Holbrooke may be a victim of his own diplomatic skill. "Even after he left the government and went to work for Credit Suisse Boston, the White House continued to use him as a special envoy to Cyprus, Bosnia and Kosovo," explains TIME correspondent Douglas Waller. "That necessitated high-level contact with State Department and foreign government officials. It's the issues that arise from that dual role that they're now having to sort through." After that, Holbrooke will still face the usual grilling by Senate Foreign Relations Committee chairman Jesse Helms. The delay may squander a valuable opportunity; in November the U.S. is scheduled to assume the presidency of the Security Council, a position the seasoned Holbrooke might have used to revive Washington's failing reputation in the international body.
Richard Holbrooke's double role as international businessman and diplomat ex-officio has landed him in hot water -- the Justice Department on Friday confirmed that it had opened a review his financial statements and the contacts he maintained with State Department officials after he left public service.

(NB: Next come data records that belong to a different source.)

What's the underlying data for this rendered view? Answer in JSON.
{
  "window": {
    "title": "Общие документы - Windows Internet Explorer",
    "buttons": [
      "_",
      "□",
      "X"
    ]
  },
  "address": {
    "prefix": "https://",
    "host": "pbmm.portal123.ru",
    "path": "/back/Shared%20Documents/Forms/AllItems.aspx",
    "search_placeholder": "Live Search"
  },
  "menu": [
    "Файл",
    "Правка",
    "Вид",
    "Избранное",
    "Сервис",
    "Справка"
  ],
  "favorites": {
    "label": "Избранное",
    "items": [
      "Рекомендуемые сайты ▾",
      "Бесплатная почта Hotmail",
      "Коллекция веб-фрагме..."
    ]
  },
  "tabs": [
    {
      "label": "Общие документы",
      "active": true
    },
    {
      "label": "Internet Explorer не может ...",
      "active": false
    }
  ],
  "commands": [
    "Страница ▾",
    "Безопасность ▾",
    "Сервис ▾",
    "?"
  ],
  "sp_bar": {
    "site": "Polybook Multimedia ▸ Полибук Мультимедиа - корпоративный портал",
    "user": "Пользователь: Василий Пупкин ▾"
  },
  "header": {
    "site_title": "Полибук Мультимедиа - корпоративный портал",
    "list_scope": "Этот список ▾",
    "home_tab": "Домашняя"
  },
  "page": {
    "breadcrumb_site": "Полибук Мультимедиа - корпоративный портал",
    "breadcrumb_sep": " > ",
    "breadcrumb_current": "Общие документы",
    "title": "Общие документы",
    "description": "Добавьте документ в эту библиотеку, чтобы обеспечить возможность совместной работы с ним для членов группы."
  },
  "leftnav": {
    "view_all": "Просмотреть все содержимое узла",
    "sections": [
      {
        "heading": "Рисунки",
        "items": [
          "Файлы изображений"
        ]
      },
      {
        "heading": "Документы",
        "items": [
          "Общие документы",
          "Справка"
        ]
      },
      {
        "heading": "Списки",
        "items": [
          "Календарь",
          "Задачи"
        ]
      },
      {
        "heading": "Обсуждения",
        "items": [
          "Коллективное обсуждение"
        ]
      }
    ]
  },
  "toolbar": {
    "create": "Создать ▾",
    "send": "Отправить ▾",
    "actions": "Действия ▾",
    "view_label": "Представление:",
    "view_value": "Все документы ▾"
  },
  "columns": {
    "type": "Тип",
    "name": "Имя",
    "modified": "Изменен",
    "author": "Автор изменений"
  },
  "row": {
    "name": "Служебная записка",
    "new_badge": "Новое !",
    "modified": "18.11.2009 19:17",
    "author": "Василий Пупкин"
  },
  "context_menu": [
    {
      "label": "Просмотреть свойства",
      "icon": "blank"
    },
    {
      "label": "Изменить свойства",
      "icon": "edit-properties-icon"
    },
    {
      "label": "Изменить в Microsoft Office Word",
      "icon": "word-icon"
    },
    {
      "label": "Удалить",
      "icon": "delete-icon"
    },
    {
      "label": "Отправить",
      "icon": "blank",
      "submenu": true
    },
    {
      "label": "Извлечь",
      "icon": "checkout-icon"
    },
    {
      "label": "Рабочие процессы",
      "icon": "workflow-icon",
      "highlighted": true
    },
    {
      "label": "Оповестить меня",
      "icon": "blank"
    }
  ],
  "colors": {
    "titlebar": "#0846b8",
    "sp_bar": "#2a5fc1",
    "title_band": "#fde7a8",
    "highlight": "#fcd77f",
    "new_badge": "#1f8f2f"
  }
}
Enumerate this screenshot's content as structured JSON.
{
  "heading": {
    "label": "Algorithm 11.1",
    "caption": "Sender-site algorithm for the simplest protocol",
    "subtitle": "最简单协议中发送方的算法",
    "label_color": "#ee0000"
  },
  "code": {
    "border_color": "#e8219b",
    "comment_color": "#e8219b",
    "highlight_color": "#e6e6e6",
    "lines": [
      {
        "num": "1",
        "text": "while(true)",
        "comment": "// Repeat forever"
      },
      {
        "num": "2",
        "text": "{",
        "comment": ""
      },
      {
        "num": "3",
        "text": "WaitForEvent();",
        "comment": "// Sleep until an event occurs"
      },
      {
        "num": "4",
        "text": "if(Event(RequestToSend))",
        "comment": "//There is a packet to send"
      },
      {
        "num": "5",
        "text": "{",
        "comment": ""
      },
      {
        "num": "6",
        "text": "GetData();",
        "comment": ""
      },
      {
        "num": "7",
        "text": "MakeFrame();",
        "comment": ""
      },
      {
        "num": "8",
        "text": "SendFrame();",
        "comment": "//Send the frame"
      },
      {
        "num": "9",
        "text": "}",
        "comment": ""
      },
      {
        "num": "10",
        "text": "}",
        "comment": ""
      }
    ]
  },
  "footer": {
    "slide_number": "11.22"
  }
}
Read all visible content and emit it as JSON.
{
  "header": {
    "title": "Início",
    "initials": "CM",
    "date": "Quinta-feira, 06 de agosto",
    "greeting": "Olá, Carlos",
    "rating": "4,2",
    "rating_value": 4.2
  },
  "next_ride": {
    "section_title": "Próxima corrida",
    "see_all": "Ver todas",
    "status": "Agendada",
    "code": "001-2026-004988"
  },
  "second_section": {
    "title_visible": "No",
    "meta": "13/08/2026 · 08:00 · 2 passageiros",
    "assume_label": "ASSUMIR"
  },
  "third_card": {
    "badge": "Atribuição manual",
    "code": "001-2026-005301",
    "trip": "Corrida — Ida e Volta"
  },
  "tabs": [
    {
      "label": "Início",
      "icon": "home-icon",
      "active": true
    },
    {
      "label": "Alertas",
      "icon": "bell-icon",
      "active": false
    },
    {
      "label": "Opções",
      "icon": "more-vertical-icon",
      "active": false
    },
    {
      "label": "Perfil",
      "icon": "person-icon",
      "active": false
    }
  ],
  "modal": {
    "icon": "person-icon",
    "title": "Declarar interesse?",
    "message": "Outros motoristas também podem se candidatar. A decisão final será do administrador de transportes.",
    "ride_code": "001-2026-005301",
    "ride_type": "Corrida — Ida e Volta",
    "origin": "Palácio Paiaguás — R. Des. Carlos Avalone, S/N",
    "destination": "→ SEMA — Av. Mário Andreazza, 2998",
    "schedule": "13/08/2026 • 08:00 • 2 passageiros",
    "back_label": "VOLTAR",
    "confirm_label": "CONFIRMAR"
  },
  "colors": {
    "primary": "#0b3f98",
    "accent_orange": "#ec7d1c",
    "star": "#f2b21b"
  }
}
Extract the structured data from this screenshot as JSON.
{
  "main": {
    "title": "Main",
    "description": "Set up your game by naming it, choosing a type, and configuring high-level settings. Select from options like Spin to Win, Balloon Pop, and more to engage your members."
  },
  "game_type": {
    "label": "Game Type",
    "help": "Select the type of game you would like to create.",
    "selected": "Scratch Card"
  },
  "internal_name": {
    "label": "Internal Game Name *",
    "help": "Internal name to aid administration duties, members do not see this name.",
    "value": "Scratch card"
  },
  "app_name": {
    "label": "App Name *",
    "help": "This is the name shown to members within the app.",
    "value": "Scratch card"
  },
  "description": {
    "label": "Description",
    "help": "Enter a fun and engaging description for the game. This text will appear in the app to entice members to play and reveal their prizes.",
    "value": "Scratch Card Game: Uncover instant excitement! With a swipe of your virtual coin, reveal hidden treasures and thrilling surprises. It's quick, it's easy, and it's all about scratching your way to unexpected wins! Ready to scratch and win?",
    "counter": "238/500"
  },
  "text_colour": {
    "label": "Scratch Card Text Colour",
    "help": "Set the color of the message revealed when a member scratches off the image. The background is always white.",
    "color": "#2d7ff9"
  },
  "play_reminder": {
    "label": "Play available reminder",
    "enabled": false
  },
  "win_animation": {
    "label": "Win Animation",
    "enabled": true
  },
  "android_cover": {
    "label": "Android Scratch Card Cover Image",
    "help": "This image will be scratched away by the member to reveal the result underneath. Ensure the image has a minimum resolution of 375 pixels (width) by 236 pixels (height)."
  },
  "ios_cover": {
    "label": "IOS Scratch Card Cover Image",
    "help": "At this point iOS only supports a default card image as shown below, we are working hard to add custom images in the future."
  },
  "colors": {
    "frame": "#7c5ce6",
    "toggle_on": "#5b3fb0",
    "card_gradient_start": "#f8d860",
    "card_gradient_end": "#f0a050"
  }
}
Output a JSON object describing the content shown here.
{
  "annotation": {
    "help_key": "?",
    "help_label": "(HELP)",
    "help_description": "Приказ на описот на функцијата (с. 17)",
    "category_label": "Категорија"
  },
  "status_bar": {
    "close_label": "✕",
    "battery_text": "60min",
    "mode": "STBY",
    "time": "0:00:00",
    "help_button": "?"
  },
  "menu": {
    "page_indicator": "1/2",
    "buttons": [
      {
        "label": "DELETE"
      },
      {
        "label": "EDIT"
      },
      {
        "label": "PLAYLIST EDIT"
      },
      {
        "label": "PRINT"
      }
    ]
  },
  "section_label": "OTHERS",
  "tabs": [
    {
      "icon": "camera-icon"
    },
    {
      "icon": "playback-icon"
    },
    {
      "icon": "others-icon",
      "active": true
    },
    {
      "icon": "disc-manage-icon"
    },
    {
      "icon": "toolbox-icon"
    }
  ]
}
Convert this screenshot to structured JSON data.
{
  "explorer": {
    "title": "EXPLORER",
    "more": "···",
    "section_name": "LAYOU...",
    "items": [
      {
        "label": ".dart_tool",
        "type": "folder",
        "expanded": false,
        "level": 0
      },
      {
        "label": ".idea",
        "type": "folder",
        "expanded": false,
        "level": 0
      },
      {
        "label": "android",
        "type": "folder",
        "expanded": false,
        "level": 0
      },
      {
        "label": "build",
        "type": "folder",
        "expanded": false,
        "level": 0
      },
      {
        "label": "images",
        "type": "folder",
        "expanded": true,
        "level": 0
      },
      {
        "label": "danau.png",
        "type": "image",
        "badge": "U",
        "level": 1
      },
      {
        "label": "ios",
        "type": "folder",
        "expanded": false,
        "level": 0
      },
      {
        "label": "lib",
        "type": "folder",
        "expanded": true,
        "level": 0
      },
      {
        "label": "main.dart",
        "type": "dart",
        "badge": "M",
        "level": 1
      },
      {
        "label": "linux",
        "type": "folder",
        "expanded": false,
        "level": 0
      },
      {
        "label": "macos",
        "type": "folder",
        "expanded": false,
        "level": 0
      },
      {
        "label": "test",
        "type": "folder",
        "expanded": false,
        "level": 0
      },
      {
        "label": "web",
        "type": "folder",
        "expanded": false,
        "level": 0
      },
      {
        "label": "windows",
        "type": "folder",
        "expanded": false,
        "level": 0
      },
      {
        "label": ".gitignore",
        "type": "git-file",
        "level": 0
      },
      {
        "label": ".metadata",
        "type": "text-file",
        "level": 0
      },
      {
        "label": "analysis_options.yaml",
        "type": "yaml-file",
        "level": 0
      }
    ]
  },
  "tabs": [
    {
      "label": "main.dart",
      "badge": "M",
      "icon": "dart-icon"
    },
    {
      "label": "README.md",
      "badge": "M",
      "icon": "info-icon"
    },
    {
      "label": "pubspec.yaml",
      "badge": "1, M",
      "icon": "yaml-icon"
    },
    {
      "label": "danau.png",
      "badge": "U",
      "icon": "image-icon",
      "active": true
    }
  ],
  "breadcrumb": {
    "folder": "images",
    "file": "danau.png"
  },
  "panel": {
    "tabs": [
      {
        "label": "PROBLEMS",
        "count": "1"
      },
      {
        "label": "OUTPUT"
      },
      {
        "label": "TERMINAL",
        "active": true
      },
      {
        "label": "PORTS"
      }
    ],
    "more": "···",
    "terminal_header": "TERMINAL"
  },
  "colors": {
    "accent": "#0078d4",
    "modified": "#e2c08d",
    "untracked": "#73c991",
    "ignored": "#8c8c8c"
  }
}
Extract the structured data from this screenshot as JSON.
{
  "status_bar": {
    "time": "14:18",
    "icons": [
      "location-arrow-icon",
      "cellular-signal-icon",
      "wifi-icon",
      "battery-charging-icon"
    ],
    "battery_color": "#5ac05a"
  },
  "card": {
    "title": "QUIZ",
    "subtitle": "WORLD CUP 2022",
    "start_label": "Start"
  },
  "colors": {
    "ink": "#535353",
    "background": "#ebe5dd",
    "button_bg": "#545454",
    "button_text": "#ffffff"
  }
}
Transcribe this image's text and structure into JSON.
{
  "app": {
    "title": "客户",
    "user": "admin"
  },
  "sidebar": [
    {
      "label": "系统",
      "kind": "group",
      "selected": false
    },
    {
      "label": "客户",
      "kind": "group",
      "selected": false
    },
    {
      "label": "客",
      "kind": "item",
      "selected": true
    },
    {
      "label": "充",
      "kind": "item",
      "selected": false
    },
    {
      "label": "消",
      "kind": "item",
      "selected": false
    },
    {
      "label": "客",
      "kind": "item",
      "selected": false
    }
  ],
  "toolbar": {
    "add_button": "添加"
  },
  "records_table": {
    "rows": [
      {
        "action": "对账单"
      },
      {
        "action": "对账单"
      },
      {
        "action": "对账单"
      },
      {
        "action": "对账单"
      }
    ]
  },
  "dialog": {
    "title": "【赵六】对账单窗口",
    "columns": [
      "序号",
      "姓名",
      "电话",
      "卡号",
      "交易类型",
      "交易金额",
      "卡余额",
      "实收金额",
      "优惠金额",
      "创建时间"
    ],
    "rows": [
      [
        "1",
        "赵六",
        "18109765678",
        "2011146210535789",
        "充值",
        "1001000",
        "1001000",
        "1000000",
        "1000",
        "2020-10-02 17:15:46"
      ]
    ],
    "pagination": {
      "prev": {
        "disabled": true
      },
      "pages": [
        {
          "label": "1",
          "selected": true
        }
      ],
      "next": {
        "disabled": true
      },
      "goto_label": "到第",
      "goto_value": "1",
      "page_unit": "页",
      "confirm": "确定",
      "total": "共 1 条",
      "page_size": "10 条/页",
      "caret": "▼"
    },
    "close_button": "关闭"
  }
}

The probe will delay Holbrooke's confirmation as United Nations ambassador, and since Bill Richardson's tenure ended Friday, it will also temporarily leave the U.S. without a Cabinet-level representative at the international body.